Such behavior was virtually never treated as a crime—indeed was sometimes officially countenanced. In 1805 the acting judge advocate for New South Wales, the most senior judicial figure in the land, declared that Aborigines had not the discipline or mental capacity for courtroom proceedings; rather than plague the courts with their grievances, settlers were instructed to track down the offending natives and “inflict such punishment as they may merit”—as open an invitation to genocide as can be found in English law…. Sometimes, under the pretense of compassion, Aborigines were offered food that had been dosed with poison (pp 187-188).Subhuman, not counted as people, openly and casually killed because they were “in the way.” This is what human beings do to other human beings.
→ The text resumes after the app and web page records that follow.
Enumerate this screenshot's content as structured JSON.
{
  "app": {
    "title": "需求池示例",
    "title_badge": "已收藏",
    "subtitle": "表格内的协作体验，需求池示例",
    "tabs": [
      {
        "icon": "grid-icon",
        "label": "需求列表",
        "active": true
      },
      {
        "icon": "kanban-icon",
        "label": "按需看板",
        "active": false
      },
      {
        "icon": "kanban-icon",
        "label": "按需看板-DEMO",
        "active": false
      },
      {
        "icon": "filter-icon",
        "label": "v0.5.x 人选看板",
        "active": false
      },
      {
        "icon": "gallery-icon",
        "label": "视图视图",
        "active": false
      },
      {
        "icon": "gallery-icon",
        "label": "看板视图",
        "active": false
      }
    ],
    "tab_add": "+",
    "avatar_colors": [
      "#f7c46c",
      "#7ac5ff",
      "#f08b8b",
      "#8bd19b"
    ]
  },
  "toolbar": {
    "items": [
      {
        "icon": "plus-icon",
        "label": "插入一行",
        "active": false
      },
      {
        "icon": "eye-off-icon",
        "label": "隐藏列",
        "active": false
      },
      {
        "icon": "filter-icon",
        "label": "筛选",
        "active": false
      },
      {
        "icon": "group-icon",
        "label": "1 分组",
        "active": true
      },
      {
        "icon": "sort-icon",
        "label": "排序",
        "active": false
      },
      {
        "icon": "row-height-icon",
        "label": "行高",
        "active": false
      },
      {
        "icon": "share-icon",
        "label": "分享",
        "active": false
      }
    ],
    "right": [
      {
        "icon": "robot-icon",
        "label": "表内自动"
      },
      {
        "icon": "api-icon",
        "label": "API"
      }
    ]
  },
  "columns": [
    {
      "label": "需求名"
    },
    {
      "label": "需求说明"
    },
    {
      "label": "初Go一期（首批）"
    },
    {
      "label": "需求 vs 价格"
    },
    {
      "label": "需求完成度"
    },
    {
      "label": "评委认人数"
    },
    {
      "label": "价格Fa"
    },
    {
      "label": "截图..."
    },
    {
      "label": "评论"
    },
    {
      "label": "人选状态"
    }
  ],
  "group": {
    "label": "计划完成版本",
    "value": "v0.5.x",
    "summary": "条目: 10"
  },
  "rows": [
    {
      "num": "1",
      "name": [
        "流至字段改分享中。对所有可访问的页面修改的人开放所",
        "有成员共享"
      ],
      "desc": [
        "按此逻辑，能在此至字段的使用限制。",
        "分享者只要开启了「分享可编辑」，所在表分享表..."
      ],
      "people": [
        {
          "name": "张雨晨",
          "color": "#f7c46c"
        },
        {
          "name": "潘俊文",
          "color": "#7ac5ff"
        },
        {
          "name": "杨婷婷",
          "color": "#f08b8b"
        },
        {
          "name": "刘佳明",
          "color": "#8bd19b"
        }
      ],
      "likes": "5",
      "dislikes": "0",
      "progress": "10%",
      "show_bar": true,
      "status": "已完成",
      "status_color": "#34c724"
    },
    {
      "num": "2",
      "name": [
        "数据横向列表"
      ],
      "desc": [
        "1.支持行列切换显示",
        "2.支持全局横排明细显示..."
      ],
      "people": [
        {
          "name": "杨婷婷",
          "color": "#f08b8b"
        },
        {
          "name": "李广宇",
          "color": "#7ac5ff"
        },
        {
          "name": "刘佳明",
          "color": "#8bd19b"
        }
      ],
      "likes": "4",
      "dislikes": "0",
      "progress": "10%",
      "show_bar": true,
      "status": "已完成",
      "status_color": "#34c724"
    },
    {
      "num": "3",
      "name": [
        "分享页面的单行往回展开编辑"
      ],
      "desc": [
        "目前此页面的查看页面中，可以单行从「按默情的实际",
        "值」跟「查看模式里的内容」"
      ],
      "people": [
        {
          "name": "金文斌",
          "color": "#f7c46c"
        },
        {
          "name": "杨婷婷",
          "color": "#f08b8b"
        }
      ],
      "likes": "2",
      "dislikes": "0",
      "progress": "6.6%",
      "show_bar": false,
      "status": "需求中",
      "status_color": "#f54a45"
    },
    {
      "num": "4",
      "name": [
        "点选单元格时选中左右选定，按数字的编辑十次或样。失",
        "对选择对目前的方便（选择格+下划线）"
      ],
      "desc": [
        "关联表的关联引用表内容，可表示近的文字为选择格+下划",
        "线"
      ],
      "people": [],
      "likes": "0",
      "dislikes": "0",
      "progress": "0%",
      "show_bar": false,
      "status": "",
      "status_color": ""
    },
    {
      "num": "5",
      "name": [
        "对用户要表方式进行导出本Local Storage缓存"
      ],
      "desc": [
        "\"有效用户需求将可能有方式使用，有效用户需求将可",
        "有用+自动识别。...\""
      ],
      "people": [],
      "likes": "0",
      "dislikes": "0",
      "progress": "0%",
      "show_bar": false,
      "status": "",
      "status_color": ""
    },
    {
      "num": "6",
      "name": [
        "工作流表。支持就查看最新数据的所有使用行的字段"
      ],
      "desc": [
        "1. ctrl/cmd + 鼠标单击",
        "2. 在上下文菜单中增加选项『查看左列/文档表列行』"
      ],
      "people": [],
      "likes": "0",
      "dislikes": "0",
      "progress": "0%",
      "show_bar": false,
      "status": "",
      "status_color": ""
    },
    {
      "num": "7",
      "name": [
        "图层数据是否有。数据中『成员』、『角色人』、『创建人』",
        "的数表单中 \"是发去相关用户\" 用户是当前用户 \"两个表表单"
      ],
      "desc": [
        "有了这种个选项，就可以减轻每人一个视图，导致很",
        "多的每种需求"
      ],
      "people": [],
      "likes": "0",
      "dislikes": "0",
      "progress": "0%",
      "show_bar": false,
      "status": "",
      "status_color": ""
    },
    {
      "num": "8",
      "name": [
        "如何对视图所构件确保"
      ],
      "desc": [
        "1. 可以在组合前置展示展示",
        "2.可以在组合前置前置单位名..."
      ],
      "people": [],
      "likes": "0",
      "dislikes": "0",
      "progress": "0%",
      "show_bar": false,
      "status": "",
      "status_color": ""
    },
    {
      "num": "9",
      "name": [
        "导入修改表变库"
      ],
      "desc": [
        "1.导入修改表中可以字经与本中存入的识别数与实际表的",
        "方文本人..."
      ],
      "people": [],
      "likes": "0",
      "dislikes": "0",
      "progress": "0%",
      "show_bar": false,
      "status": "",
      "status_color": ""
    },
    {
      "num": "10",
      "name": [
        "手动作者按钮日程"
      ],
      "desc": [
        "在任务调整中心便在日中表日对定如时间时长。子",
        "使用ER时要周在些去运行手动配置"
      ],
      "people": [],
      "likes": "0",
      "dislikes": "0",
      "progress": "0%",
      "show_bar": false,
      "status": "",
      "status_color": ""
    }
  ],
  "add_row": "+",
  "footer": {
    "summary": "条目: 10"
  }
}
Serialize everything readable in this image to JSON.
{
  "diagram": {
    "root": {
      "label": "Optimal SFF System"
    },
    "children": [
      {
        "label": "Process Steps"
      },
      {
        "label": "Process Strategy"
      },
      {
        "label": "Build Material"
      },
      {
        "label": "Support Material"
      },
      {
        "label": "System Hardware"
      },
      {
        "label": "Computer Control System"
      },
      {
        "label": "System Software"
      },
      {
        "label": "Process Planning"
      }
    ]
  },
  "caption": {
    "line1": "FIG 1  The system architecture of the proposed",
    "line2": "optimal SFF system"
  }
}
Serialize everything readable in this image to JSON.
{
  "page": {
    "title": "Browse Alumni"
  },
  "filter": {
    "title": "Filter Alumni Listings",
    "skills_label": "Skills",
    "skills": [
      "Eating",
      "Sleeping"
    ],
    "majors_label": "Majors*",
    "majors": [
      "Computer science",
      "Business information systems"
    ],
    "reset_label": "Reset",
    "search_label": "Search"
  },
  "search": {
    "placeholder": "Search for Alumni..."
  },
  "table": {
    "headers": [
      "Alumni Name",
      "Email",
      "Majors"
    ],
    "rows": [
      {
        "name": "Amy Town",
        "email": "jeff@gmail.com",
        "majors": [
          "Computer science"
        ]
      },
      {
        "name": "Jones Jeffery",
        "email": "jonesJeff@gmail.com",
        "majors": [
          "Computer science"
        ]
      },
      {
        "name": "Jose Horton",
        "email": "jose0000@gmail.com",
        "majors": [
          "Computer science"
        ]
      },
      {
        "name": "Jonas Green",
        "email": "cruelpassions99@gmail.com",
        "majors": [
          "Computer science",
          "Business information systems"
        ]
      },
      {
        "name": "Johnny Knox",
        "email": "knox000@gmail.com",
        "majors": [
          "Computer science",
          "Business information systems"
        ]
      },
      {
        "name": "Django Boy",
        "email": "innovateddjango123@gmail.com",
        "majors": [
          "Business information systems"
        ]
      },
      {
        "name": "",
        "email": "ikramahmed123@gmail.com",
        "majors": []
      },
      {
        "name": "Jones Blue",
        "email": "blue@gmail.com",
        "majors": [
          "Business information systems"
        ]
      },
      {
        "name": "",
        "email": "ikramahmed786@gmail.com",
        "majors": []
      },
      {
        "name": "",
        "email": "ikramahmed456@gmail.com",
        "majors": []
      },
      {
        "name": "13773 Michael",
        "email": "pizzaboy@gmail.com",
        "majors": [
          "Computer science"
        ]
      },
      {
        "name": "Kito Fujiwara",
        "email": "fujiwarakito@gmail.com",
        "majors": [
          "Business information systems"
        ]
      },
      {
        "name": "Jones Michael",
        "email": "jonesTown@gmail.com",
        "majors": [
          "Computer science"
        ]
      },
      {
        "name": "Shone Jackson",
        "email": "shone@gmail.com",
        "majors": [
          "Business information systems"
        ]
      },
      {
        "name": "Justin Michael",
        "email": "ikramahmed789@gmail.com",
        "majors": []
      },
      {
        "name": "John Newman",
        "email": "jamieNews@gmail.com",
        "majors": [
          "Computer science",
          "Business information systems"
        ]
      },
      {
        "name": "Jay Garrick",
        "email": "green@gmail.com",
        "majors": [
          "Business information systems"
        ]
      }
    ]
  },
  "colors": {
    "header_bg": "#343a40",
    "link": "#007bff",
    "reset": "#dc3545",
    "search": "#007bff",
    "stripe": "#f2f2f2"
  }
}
The group of people being disposed of might change from century to century and place to place, but the reasoning used against them remains the same: they don’t look like us, they can’t do what we do, they’re not fully human.In Australia in the 1800s, there was a culturally accepted standard for qualifying as a human being, and the Aborigines didn’t meet it. When, for the first time, white people were convicted and hanged for slaughtering a group of them, “two of the accused protested, with evident sincerity, that they hadn’t known killing Aborigines was illegal” (p. 189).How is it possible they didn’t know they were committing murder? Can you see our capacity for deceiving ourselves when it comes to the subject of which human beings are "truly human"? After all the evidence of our past egregious failures, why would any of us trust ourselves to set a line defining who’s in and who’s out? And yet, we do. We are.We always recognize the horror of defining human beings out of the human family after the fact, once we no longer have anything to gain by oppressing those particular people. But how can we prevent these atrocities from occurring in the first place? How can we end the one we’re in the middle of? We have to recognize and then fight the human tendency we have to deny the value of people who are different from us. We have to teach intrinsic human value—the value of every human being, regardless of his looks, his size, or his ability—because our selfish drive to remove people who are “in our way” prevents us from naturally seeing and accepting universal human rights.